* [Records for this task]:
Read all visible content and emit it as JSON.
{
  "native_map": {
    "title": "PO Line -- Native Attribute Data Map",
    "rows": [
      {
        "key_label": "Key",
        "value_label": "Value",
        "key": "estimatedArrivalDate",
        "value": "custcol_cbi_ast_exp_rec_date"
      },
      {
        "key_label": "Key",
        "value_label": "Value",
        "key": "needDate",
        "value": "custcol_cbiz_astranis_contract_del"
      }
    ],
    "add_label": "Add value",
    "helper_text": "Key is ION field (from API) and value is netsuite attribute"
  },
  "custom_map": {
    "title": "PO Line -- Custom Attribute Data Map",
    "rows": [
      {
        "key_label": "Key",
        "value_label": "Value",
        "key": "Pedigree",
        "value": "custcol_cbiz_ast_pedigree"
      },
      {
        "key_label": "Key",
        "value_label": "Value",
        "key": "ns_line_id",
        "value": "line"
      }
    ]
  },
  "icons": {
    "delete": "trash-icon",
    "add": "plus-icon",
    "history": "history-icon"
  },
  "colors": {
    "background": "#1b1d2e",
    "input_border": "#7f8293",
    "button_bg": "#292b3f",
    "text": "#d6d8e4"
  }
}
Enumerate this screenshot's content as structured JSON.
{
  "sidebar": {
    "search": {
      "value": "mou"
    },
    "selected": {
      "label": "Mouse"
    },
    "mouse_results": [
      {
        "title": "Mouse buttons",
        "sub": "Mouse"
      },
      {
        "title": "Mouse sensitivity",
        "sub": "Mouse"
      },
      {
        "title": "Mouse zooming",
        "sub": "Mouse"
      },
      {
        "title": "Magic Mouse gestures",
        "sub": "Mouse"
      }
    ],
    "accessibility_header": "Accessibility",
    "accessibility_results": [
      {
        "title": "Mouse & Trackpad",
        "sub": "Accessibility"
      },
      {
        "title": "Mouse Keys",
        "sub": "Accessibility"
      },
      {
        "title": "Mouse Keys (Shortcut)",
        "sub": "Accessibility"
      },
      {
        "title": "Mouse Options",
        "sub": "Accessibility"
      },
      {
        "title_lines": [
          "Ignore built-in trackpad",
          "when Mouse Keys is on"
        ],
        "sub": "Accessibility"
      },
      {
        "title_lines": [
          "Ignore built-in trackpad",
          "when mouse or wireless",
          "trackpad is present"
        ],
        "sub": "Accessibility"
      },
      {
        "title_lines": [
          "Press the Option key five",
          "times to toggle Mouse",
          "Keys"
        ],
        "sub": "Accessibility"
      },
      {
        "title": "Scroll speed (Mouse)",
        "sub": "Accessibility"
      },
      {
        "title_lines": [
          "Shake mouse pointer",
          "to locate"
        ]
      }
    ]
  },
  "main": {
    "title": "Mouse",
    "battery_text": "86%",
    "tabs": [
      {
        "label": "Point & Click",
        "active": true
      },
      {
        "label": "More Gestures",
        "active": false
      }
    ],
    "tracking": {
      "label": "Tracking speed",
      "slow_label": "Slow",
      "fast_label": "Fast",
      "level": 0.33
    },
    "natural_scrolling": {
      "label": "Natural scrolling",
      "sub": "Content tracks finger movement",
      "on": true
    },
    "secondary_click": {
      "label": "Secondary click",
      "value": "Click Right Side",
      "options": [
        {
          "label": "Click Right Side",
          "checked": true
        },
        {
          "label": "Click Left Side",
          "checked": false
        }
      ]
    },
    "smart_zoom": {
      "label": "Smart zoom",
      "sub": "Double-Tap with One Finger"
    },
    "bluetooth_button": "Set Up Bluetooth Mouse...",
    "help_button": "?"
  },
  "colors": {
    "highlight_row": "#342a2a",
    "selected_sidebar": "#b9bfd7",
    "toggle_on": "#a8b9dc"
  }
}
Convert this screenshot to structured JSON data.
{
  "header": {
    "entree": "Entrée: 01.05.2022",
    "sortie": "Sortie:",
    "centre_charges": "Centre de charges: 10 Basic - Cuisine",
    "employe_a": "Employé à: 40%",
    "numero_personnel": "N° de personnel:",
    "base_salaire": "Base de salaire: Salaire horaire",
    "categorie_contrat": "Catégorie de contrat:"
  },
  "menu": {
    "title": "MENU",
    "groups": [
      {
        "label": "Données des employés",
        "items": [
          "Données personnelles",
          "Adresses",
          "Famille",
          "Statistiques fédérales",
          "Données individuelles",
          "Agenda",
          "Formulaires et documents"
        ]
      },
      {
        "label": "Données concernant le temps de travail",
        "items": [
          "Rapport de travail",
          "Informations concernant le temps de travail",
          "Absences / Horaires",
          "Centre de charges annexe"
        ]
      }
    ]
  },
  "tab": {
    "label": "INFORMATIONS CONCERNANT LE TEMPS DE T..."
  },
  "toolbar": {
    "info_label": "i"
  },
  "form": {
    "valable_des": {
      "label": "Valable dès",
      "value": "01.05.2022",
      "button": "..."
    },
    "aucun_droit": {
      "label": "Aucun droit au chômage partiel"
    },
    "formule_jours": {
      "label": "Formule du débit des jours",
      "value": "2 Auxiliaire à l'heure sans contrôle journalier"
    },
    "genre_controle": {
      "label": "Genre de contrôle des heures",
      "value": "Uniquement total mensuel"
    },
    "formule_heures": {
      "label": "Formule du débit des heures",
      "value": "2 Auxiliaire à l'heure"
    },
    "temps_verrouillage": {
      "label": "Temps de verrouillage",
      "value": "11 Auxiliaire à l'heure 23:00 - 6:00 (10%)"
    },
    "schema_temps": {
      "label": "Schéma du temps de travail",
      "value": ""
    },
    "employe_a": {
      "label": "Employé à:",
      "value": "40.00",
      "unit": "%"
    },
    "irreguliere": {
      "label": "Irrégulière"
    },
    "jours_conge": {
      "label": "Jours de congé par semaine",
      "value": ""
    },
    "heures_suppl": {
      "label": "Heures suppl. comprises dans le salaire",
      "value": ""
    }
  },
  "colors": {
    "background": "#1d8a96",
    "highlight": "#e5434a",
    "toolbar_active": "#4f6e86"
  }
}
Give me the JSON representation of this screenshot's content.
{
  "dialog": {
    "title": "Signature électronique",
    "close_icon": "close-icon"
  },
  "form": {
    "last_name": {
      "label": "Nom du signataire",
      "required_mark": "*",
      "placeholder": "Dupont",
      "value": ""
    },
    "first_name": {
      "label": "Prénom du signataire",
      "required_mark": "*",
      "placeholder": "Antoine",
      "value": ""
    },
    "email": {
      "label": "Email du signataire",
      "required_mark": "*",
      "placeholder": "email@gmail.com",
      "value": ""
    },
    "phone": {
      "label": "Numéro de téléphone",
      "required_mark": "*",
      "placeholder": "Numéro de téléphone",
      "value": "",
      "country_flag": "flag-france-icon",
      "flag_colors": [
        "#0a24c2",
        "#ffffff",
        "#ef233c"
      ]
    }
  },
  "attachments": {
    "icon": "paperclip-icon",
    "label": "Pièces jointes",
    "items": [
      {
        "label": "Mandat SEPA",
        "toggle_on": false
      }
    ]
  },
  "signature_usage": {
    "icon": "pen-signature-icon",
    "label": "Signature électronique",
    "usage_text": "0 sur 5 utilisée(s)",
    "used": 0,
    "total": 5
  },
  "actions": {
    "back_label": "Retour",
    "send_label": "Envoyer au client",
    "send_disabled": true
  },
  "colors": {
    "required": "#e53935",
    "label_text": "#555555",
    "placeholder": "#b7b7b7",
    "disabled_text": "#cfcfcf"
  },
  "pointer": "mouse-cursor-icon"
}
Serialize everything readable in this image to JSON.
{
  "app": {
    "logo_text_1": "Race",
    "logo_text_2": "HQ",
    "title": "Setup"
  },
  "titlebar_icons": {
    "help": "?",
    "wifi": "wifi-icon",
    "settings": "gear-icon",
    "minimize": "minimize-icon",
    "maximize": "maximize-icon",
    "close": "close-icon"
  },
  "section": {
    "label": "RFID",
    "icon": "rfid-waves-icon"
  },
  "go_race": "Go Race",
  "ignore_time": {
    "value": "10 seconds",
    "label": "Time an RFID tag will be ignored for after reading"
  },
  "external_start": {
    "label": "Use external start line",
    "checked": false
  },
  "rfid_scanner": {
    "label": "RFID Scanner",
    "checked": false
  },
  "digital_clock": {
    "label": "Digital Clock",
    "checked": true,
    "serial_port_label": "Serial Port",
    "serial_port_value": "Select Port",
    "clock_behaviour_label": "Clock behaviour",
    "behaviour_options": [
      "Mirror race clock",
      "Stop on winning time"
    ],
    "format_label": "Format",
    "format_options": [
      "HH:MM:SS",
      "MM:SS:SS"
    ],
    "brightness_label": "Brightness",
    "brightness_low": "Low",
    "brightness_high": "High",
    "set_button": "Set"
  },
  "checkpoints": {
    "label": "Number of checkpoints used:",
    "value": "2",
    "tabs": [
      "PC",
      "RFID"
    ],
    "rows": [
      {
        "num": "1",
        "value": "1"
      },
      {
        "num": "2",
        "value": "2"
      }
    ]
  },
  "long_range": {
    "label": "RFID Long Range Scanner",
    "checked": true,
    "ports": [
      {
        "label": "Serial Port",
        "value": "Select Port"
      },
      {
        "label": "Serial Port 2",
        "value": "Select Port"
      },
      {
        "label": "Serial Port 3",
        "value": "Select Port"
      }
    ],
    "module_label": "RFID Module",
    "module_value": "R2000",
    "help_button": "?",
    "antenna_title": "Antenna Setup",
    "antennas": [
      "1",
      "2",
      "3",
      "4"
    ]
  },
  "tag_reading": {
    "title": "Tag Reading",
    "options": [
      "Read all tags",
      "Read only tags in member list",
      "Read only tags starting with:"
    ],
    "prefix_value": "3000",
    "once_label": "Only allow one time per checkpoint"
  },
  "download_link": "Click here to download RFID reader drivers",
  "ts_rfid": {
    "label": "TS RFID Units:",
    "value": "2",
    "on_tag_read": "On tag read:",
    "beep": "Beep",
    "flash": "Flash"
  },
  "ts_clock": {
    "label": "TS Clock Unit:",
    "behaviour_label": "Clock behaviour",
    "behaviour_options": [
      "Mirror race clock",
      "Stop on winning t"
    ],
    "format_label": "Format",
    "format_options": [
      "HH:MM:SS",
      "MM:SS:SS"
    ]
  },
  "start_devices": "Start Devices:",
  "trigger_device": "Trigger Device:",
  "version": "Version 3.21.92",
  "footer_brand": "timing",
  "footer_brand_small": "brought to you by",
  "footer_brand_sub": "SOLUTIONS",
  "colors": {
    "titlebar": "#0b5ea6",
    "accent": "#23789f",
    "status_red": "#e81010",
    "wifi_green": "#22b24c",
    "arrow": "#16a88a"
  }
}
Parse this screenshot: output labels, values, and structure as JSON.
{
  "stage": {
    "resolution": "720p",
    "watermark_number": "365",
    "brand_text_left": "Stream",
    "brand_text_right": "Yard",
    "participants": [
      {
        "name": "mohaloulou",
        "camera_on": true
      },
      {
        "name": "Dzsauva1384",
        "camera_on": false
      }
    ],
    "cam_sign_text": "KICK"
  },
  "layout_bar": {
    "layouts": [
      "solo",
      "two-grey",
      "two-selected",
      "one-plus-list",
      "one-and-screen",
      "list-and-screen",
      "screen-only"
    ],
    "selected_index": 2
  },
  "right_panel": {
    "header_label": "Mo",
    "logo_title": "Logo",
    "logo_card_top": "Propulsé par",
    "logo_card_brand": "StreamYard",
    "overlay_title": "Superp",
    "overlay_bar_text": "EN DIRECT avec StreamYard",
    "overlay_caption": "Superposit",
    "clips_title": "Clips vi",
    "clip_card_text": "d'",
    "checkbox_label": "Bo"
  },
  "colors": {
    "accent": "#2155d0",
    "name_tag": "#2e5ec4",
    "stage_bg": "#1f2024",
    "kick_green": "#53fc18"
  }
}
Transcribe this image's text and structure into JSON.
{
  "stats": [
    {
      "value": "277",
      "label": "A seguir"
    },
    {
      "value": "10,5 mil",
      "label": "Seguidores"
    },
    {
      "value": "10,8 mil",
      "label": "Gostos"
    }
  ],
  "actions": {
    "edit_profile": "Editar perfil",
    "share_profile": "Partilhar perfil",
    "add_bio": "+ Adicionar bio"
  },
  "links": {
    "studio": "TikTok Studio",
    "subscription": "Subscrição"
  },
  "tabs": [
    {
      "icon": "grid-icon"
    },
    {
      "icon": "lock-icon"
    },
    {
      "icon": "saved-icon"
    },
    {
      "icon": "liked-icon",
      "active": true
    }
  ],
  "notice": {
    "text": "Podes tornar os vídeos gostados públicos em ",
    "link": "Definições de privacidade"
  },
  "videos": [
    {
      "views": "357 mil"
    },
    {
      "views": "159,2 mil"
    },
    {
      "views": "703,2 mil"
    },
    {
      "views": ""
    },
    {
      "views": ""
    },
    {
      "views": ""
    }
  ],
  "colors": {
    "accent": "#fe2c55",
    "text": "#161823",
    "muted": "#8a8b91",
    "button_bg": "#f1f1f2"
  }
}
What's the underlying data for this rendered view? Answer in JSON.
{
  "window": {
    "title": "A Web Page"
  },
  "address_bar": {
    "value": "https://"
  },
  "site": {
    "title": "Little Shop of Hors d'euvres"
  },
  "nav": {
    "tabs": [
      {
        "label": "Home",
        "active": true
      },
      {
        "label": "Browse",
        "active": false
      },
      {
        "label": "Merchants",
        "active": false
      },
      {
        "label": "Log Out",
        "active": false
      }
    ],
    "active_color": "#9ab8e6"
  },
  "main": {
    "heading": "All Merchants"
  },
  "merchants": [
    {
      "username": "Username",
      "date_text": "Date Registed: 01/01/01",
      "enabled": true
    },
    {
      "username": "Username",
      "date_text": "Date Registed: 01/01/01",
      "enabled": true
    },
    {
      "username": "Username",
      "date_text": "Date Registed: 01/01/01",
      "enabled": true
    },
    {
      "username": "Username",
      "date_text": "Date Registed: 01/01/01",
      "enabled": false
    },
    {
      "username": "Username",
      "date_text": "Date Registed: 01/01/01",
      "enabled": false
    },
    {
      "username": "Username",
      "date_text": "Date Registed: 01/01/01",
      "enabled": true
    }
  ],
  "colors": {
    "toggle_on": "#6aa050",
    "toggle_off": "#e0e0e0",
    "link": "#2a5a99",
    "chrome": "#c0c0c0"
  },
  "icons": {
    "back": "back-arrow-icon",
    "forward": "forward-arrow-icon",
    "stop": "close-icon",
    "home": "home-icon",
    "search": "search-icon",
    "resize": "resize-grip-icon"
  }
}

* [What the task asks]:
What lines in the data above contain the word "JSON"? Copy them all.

* [Your solution]:
Read all visible content and emit it as JSON.
Enumerate this screenshot's content as structured JSON.
Convert this screenshot to structured JSON data.
Give me the JSON representation of this screenshot's content.
Serialize everything readable in this image to JSON.
Parse this screenshot: output labels, values, and structure as JSON.
Transcribe this image's text and structure into JSON.
What's the underlying data for this rendered view? Answer in JSON.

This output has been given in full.